Start of THE INPUT

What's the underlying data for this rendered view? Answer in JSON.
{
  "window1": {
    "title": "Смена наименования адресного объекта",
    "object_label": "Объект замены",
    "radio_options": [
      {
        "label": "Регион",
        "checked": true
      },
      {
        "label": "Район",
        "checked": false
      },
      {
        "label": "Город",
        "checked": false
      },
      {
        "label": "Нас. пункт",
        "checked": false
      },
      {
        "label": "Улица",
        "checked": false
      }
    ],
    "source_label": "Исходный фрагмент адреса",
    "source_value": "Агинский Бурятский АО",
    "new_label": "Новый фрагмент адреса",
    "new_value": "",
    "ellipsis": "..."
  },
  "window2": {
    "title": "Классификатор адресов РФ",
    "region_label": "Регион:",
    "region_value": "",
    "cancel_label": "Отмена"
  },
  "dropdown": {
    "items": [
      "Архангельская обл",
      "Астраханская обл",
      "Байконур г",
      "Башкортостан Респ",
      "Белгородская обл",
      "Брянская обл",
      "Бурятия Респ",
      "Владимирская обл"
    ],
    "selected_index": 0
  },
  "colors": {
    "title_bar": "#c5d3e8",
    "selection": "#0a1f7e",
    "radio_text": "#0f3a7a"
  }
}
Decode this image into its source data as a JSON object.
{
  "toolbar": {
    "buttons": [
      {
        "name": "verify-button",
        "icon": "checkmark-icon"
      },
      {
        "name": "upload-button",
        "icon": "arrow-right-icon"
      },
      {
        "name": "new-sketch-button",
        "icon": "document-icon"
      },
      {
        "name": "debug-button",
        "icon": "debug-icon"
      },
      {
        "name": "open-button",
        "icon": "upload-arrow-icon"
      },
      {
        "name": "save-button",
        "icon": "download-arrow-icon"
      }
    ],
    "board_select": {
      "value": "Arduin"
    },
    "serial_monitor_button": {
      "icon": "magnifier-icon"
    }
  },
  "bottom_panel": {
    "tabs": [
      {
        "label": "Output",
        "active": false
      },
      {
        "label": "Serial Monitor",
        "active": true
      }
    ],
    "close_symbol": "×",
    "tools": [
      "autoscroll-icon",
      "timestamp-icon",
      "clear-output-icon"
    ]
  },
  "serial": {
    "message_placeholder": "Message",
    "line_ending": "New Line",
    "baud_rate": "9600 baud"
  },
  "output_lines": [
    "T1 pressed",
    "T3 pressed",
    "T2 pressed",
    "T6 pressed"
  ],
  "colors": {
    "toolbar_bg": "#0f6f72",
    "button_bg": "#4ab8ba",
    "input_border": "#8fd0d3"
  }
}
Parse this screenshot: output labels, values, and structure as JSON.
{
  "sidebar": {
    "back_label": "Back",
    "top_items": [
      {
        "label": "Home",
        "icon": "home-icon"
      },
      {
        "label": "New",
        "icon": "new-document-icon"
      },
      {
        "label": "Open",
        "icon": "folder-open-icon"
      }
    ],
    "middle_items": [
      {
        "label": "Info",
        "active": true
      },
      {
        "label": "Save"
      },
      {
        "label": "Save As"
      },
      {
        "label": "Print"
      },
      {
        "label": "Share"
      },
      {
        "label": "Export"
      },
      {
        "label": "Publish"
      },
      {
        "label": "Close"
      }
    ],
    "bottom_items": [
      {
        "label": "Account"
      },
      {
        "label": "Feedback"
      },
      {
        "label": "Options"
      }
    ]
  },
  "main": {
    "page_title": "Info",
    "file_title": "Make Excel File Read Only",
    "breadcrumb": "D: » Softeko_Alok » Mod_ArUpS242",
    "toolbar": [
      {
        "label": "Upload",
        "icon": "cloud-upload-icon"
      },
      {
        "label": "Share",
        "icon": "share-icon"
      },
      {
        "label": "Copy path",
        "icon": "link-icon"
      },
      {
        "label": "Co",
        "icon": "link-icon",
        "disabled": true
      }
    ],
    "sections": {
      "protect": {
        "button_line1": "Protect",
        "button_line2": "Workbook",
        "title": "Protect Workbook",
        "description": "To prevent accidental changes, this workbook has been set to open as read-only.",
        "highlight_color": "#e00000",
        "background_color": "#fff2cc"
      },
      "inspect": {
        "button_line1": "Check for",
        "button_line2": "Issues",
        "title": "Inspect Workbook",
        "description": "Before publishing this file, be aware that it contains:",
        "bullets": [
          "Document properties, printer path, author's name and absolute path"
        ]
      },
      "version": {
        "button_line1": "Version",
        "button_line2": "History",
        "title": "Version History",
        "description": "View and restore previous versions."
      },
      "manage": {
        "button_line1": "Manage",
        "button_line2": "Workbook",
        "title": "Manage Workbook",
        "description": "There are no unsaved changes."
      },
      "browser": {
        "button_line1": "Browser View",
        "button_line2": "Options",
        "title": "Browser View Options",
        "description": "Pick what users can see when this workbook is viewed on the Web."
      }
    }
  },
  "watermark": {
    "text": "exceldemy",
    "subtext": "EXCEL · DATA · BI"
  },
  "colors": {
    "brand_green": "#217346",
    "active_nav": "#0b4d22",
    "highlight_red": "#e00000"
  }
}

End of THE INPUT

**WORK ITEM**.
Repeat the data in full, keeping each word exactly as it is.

**OUTPUT**.
What's the underlying data for this rendered view? Answer in JSON.
{
  "window1": {
    "title": "Смена наименования адресного объекта",
    "object_label": "Объект замены",
    "radio_options": [
      {
        "label": "Регион",
        "checked": true
      },
      {
        "label": "Район",
        "checked": false
      },
      {
        "label": "Город",
        "checked": false
      },
      {
        "label": "Нас. пункт",
        "checked": false
      },
      {
        "label": "Улица",
        "checked": false
      }
    ],
    "source_label": "Исходный фрагмент адреса",
    "source_value": "Агинский Бурятский АО",
    "new_label": "Новый фрагмент адреса",
    "new_value": "",
    "ellipsis": "..."
  },
  "window2": {
    "title": "Классификатор адресов РФ",
    "region_label": "Регион:",
    "region_value": "",
    "cancel_label": "Отмена"
  },
  "dropdown": {
    "items": [
      "Архангельская обл",
      "Астраханская обл",
      "Байконур г",
      "Башкортостан Респ",
      "Белгородская обл",
      "Брянская обл",
      "Бурятия Респ",
      "Владимирская обл"
    ],
    "selected_index": 0
  },
  "colors": {
    "title_bar": "#c5d3e8",
    "selection": "#0a1f7e",
    "radio_text": "#0f3a7a"
  }
}
Decode this image into its source data as a JSON object.
{
  "toolbar": {
    "buttons": [
      {
        "name": "verify-button",
        "icon": "checkmark-icon"
      },
      {
        "name": "upload-button",
        "icon": "arrow-right-icon"
      },
      {
        "name": "new-sketch-button",
        "icon": "document-icon"
      },
      {
        "name": "debug-button",
        "icon": "debug-icon"
      },
      {
        "name": "open-button",
        "icon": "upload-arrow-icon"
      },
      {
        "name": "save-button",
        "icon": "download-arrow-icon"
      }
    ],
    "board_select": {
      "value": "Arduin"
    },
    "serial_monitor_button": {
      "icon": "magnifier-icon"
    }
  },
  "bottom_panel": {
    "tabs": [
      {
        "label": "Output",
        "active": false
      },
      {
        "label": "Serial Monitor",
        "active": true
      }
    ],
    "close_symbol": "×",
    "tools": [
      "autoscroll-icon",
      "timestamp-icon",
      "clear-output-icon"
    ]
  },
  "serial": {
    "message_placeholder": "Message",
    "line_ending": "New Line",
    "baud_rate": "9600 baud"
  },
  "output_lines": [
    "T1 pressed",
    "T3 pressed",
    "T2 pressed",
    "T6 pressed"
  ],
  "colors": {
    "toolbar_bg": "#0f6f72",
    "button_bg": "#4ab8ba",
    "input_border": "#8fd0d3"
  }
}
Parse this screenshot: output labels, values, and structure as JSON.
{
  "sidebar": {
    "back_label": "Back",
    "top_items": [
      {
        "label": "Home",
        "icon": "home-icon"
      },
      {
        "label": "New",
        "icon": "new-document-icon"
      },
      {
        "label": "Open",
        "icon": "folder-open-icon"
      }
    ],
    "middle_items": [
      {
        "label": "Info",
        "active": true
      },
      {
        "label": "Save"
      },
      {
        "label": "Save As"
      },
      {
        "label": "Print"
      },
      {
        "label": "Share"
      },
      {
        "label": "Export"
      },
      {
        "label": "Publish"
      },
      {
        "label": "Close"
      }
    ],
    "bottom_items": [
      {
        "label": "Account"
      },
      {
        "label": "Feedback"
      },
      {
        "label": "Options"
      }
    ]
  },
  "main": {
    "page_title": "Info",
    "file_title": "Make Excel File Read Only",
    "breadcrumb": "D: » Softeko_Alok » Mod_ArUpS242",
    "toolbar": [
      {
        "label": "Upload",
        "icon": "cloud-upload-icon"
      },
      {
        "label": "Share",
        "icon": "share-icon"
      },
      {
        "label": "Copy path",
        "icon": "link-icon"
      },
      {
        "label": "Co",
        "icon": "link-icon",
        "disabled": true
      }
    ],
    "sections": {
      "protect": {
        "button_line1": "Protect",
        "button_line2": "Workbook",
        "title": "Protect Workbook",
        "description": "To prevent accidental changes, this workbook has been set to open as read-only.",
        "highlight_color": "#e00000",
        "background_color": "#fff2cc"
      },
      "inspect": {
        "button_line1": "Check for",
        "button_line2": "Issues",
        "title": "Inspect Workbook",
        "description": "Before publishing this file, be aware that it contains:",
        "bullets": [
          "Document properties, printer path, author's name and absolute path"
        ]
      },
      "version": {
        "button_line1": "Version",
        "button_line2": "History",
        "title": "Version History",
        "description": "View and restore previous versions."
      },
      "manage": {
        "button_line1": "Manage",
        "button_line2": "Workbook",
        "title": "Manage Workbook",
        "description": "There are no unsaved changes."
      },
      "browser": {
        "button_line1": "Browser View",
        "button_line2": "Options",
        "title": "Browser View Options",
        "description": "Pick what users can see when this workbook is viewed on the Web."
      }
    }
  },
  "watermark": {
    "text": "exceldemy",
    "subtext": "EXCEL · DATA · BI"
  },
  "colors": {
    "brand_green": "#217346",
    "active_nav": "#0b4d22",
    "highlight_red": "#e00000"
  }
}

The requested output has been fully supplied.